■ About this exercise: Check each line of the listing for the string "date". Copy those where it appears.

*** Opening Records for this task ***

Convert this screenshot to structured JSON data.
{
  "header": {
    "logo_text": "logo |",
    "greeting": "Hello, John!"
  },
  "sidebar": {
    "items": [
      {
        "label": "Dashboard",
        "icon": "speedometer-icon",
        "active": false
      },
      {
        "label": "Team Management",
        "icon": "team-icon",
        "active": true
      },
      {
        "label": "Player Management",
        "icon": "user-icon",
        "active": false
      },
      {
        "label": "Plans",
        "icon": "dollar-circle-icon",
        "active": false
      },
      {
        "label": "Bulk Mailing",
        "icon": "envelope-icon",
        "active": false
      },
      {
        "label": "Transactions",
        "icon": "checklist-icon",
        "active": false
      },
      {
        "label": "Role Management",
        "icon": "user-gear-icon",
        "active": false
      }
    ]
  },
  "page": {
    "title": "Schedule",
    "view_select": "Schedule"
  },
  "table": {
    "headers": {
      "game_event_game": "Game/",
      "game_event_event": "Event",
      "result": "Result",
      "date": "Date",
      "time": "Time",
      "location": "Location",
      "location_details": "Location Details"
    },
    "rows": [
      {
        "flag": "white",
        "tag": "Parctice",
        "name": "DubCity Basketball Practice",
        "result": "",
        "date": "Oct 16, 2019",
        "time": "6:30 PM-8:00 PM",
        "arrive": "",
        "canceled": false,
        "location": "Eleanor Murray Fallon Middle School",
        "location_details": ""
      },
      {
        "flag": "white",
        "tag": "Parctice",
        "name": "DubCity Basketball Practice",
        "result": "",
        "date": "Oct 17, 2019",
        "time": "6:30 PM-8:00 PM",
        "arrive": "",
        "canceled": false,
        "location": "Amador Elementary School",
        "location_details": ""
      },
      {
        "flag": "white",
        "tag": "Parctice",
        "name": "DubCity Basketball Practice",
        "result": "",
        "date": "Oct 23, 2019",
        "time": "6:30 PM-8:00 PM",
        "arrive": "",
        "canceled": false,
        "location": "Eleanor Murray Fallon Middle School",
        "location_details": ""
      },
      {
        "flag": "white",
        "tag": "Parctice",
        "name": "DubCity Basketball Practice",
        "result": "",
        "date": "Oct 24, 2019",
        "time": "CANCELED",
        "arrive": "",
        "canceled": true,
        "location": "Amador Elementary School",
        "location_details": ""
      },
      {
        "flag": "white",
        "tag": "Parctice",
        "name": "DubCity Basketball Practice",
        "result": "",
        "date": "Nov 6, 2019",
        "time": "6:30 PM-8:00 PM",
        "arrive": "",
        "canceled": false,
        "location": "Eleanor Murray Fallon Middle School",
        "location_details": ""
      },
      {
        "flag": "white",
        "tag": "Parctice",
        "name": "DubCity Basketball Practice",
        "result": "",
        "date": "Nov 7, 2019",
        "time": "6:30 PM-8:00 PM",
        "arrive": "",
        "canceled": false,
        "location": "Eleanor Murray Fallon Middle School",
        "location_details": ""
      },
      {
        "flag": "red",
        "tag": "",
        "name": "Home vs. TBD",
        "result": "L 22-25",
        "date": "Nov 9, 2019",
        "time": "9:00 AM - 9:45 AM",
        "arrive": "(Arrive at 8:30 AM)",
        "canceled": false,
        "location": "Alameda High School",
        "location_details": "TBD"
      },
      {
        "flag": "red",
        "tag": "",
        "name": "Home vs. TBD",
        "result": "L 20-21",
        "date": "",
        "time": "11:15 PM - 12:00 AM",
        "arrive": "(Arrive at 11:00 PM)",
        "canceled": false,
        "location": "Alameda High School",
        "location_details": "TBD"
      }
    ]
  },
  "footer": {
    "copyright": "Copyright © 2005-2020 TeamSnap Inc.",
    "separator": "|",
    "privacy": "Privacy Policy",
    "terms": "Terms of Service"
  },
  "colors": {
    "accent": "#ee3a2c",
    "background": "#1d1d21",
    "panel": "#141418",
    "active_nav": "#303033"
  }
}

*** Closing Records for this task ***

■ Response area:
      "date": "Date",
        "date": "Oct 16, 2019",
        "date": "Oct 17, 2019",
        "date": "Oct 23, 2019",
        "date": "Oct 24, 2019",
        "date": "Nov 6, 2019",
        "date": "Nov 7, 2019",
        "date": "Nov 9, 2019",
        "date": "",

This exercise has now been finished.